An Afternoon in Selma
To travel to Montgomery and not also make the hour drive to Selma is a missed opportunity. Take the local roads and queue the Selma soundtrack, Joan Baez, Harry Belafonte, or Peter, Paul & Mary as you drive by green pastures and fields of the thorny cotton plant. Your time in Selma can be as long or as short as you need, and I spent two hours there. Be sure to cross the Edmund Pettus Bridge by foot. Check out the Selma Interpretive Center located at the foot of the bridge on the Selma side. The other side of the bridge is where some elder “freelance” historians await to share their personal experiences, for a few bucks donation. Because Selma’s identity is its history, everyone has a story. And with next to no businesses, the best way to get to know Selma is to talk to the locals.
When returning to Montgomery, drive the National Historic Trail, aka the 1965 Voting Rights March, along Highway 80. It begins in Dallas County, continues into Lowndes County and Montgomery County, and ends back where we began, at the steps of the Alabama State Capitol.
Live music in the south isn’t something to pass up. The roots of American music — from jazz, blues, rock, and hip hop— were born in much of the Black South. Sous La Terre, at 82 Commerce, is a below ground jazz club that grooves late into the night. Upstairs at La Salle Bleu Piano Bar, gets things started a little earlier at their super social U-shaped bar.
Sunday morning in Montgomery and the streets are empty: everyone is at church. Most tourists will go to King’s Dexter Avenue church, but for some truly soul-rattling gospel and lively sermon, slip into a pew at Pilgrim Rest Missionary Baptist Church, 1550 E Washington Street, with jubilant Pastor Ellis. His congregation is incredibly welcoming, and this Jewish girl felt the spirit of the community.
By noon when the service is over, head to iconic Waffle House.
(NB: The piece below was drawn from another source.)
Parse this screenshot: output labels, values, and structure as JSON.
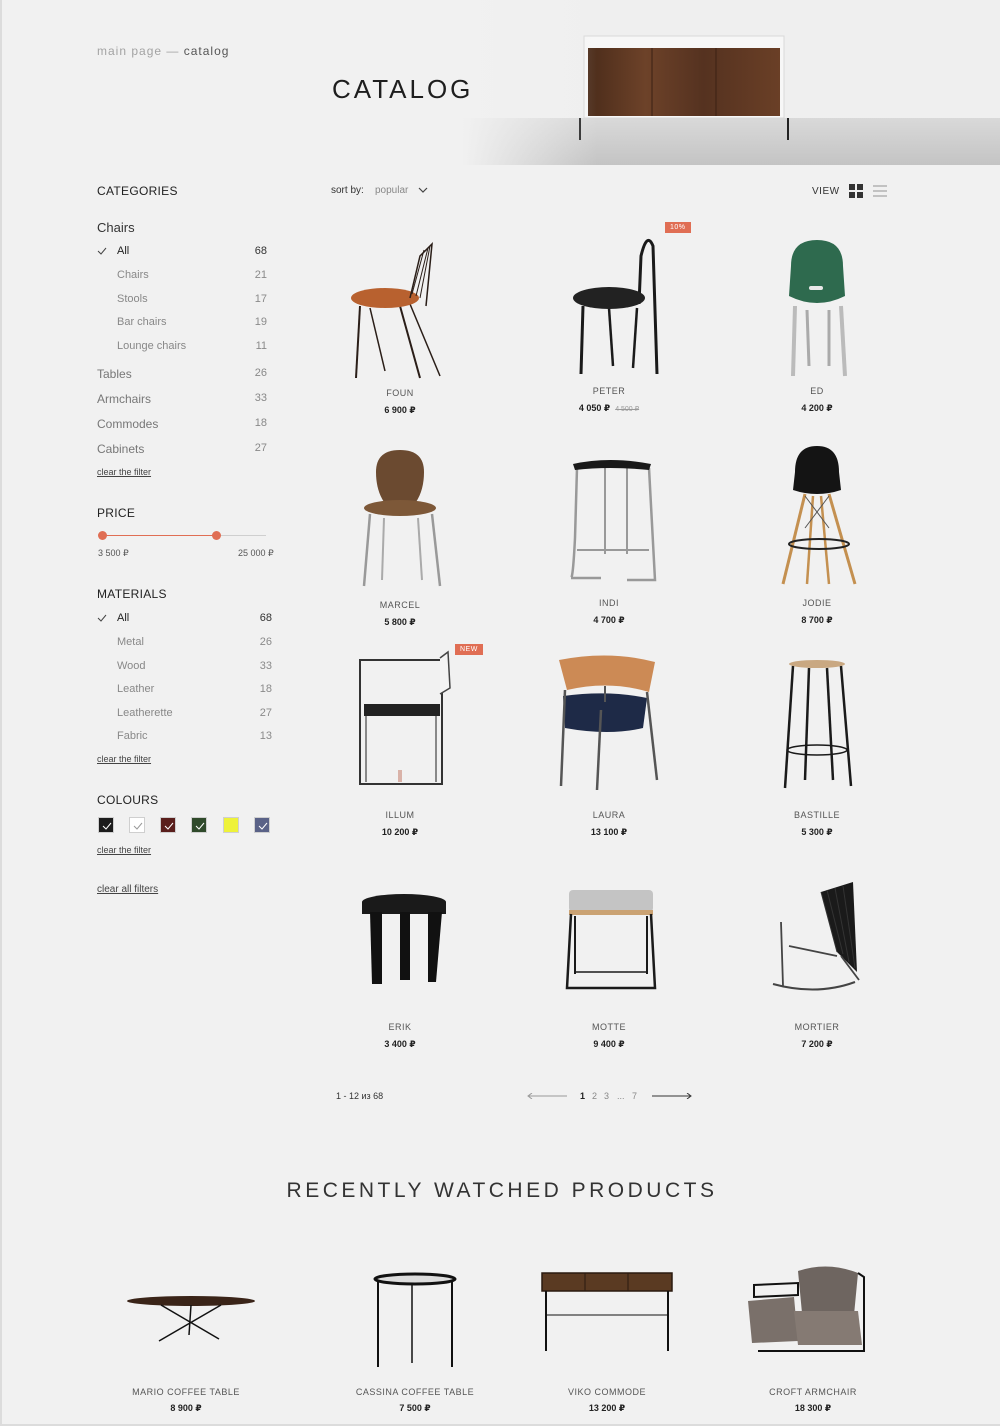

Like a Starbucks, where you can find three on a single block, you can’t travel far without seeing the signature Scrabble-like letters, and there are six of them in Montgomery, One of the cheaper meals in Alabama, order everything, and repent later.